# [Directions]
Some lines in the material below hold the word "title". Copy all of them.

[[ Input open ]]

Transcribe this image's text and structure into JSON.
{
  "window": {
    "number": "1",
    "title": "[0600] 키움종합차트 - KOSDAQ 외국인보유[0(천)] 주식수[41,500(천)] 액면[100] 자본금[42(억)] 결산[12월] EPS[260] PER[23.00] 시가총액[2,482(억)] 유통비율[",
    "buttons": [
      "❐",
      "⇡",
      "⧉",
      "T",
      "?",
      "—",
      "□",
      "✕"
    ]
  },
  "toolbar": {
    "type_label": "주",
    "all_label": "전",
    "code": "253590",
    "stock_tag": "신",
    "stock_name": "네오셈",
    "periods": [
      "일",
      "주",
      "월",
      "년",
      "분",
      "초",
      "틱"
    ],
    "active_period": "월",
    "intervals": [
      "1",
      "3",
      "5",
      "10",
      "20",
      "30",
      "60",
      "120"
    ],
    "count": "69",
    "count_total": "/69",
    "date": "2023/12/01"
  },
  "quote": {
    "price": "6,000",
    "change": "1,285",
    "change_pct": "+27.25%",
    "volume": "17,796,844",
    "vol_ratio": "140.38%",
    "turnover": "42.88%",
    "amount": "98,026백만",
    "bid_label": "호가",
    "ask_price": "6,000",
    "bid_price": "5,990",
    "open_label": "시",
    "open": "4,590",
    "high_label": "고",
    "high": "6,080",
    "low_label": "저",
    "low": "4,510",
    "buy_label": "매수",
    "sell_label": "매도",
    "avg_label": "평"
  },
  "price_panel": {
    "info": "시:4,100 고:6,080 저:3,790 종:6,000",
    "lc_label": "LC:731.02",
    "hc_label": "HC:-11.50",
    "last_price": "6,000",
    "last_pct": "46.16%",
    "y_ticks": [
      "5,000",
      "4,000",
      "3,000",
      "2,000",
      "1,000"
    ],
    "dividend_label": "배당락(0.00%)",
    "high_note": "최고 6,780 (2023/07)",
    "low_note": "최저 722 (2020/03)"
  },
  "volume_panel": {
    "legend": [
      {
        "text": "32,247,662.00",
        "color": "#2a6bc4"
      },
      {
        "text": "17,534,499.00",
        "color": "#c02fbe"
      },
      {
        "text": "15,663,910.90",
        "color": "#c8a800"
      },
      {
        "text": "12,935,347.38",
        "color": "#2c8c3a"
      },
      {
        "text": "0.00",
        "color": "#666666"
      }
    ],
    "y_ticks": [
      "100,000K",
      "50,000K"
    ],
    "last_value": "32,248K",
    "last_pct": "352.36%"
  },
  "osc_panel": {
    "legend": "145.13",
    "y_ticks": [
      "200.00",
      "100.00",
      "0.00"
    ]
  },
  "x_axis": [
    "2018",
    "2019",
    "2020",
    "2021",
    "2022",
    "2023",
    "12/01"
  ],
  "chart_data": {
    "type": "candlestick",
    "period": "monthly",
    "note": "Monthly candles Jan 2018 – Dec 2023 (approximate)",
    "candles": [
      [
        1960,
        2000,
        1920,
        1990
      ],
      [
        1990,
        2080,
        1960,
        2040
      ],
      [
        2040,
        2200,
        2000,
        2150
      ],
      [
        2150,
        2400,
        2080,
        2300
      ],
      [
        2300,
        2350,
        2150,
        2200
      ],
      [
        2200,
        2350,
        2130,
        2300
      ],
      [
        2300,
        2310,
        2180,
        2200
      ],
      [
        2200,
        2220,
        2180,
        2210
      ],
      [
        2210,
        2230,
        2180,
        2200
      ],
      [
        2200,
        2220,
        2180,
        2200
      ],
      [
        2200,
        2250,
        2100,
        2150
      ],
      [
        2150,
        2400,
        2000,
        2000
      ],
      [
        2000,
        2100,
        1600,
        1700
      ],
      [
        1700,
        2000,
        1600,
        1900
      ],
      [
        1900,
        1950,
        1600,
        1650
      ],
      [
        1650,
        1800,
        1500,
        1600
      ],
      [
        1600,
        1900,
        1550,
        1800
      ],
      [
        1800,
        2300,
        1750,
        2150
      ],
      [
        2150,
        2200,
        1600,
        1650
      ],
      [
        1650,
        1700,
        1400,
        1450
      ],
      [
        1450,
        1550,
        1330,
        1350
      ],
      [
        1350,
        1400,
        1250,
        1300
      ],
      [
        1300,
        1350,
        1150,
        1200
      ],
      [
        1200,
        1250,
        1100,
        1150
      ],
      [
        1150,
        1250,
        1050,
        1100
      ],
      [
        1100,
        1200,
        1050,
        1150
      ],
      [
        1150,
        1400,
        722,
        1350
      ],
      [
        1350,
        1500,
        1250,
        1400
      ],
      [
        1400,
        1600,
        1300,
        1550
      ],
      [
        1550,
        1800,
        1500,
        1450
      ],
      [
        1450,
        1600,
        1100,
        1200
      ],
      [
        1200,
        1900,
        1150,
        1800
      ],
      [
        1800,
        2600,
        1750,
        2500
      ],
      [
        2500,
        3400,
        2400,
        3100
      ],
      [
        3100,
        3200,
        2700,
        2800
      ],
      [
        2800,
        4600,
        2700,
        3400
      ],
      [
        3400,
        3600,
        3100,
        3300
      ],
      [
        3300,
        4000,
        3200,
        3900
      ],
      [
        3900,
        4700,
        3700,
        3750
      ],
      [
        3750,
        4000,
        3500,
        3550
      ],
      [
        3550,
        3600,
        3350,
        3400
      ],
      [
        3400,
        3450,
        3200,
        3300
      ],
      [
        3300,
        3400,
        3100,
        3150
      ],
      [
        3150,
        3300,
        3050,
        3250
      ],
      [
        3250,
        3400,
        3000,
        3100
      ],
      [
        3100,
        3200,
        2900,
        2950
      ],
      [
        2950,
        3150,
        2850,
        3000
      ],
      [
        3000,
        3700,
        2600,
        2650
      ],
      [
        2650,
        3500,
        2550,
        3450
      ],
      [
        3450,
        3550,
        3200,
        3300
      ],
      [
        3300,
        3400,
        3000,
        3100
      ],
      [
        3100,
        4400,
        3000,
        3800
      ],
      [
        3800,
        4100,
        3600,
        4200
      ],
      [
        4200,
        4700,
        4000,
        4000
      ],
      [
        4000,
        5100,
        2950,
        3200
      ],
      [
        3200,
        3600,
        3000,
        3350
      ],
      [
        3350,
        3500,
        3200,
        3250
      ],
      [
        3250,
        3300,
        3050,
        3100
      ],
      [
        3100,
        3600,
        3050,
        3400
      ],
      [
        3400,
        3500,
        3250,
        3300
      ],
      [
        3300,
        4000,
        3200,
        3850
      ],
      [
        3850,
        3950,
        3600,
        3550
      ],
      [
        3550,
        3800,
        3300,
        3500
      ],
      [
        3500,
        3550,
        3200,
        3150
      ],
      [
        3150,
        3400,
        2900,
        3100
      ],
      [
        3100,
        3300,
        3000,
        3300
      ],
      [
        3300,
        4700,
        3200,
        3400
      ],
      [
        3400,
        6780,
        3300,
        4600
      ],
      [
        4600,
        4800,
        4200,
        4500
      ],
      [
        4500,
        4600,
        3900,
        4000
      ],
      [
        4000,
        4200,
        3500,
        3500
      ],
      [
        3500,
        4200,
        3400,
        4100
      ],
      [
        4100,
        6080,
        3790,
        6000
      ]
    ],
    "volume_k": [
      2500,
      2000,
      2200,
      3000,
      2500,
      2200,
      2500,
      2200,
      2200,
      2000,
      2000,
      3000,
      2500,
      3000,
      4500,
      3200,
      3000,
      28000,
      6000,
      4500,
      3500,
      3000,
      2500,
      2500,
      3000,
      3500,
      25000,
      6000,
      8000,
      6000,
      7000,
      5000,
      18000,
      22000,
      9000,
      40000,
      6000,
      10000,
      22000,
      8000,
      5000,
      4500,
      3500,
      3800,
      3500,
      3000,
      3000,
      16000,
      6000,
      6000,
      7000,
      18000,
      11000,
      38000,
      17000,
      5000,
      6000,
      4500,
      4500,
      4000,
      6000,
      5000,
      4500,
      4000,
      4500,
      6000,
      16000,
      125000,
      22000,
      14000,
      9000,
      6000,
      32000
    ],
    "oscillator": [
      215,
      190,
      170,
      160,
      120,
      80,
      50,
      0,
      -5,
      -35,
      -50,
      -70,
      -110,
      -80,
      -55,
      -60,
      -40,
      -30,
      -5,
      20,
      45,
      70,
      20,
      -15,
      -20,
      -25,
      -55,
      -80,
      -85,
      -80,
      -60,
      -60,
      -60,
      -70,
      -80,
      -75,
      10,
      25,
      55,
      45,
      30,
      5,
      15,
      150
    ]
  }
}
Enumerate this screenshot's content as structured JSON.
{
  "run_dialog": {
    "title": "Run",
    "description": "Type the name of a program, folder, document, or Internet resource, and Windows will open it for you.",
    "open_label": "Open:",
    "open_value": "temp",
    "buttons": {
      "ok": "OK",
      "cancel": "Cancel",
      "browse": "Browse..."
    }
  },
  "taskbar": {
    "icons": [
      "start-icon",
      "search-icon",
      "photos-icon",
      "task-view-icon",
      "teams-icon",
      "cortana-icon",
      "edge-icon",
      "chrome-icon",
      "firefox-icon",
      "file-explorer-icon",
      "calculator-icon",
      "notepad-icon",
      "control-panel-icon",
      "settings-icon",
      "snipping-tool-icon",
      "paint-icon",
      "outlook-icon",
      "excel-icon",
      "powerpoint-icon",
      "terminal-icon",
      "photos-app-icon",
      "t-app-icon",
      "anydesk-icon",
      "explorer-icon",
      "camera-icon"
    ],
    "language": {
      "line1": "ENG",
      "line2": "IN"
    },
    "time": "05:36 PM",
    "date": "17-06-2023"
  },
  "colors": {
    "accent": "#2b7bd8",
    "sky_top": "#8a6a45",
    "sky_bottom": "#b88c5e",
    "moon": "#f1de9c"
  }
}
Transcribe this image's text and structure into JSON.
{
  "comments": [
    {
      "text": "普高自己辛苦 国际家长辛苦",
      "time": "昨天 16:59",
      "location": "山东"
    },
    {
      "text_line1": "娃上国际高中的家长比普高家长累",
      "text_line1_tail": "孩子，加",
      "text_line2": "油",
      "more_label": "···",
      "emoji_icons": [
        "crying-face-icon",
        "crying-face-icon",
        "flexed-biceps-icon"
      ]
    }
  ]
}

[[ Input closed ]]

# [Exercise solution]
    "title": "[0600] 키움종합차트 - KOSDAQ 외국인보유[0(천)] 주식수[41,500(천)] 액면[100] 자본금[42(억)] 결산[12월] EPS[260] PER[23.00] 시가총액[2,482(억)] 유통비율[",
    "title": "Run",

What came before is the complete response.